In Pakistan, most children living in poverty will die before their 18th birthday.
This film tells the story of a street child (Agha Khan) who collects garbage and works hard to survive. Life goes on, no matter what happens around him. While Agha’s most pressing concern is survival, he also wishes, like every child, to play, to go to school and have an education. Filmed in Lahore’s Ferozpor Road in 2010 by Atif Ahmad Qureshi, it is not known what has become of Agha Khan today.
Pakistan has one of the world’s largest populations of street children, estimated by the United Nations in a 2005 survey to be between 1.2 million and 1.5 million, with an average age of nine. Most will die before their 18th birthday. For more information regarding the plight of Pakistan’s street children please visit Azad Foundation, an organisation that provides food, shelter, health care, education and counselling to Pakistani street children. Film courtesy of London International Documentary Festival (LIDF). Devised and Lead by LIDF as part of their Filmmaking for social change programme.
Producer: Atif Ahmad Qureshi, M. Umar Saeed and Kiran Mushtaq
Location: Ferozpor Road, Lahore
Interviewee: Agha Khan
The views expressed in this article are the author's own and do not necessarily reflect Fair Observer’s editorial policy.
Image: Copyright © Shutterstock. All Rights Reserved
For more than 10 years, Fair Observer has been free, fair and independent. No billionaire owns us, no advertisers control us. We are a reader-supported nonprofit. Unlike many other publications, we keep our content free for readers regardless of where they live or whether they can afford to pay. We have no paywalls and no ads.
In the post-truth era of fake news, echo chambers and filter bubbles, we publish a plurality of perspectives from around the world. Anyone can publish with us, but everyone goes through a rigorous editorial process. So, you get fact-checked, well-reasoned content instead of noise.

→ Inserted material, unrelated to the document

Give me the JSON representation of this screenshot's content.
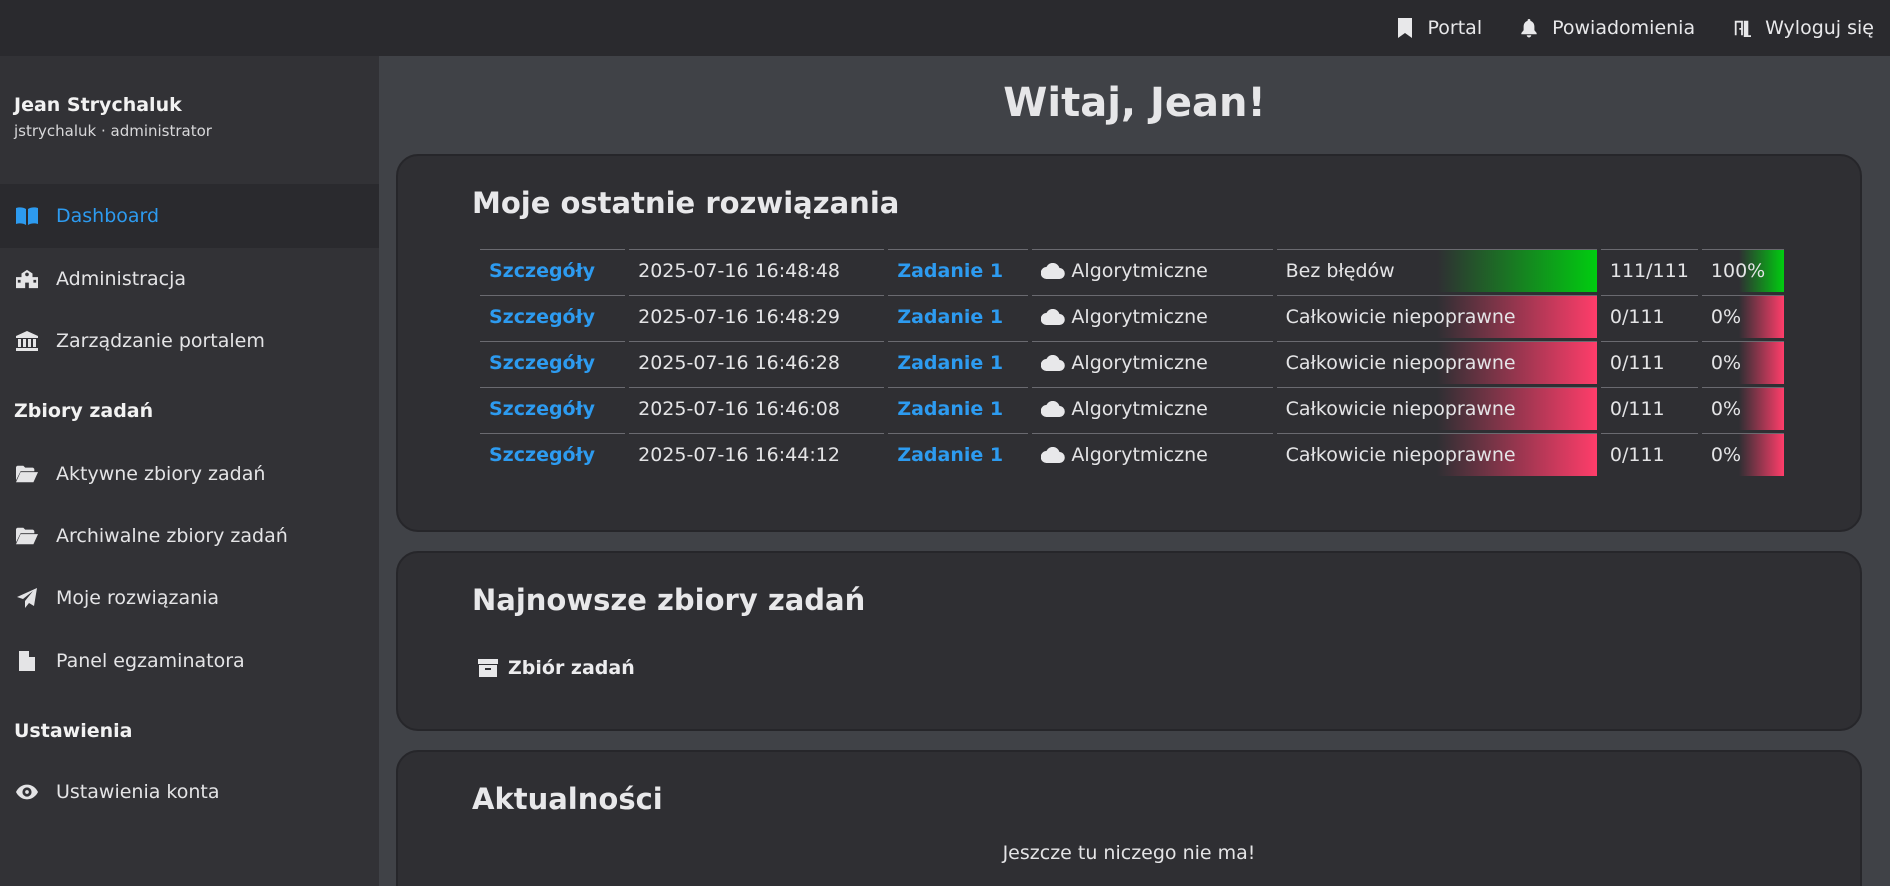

We publish 2,500+ voices from 90+ countries. We also conduct education and training programs on subjects ranging from digital media and journalism to writing and critical thinking. This doesn’t come cheap. Servers, editors, trainers and web developers cost money. Please consider supporting us on a regular basis as a recurring donor or a sustaining member.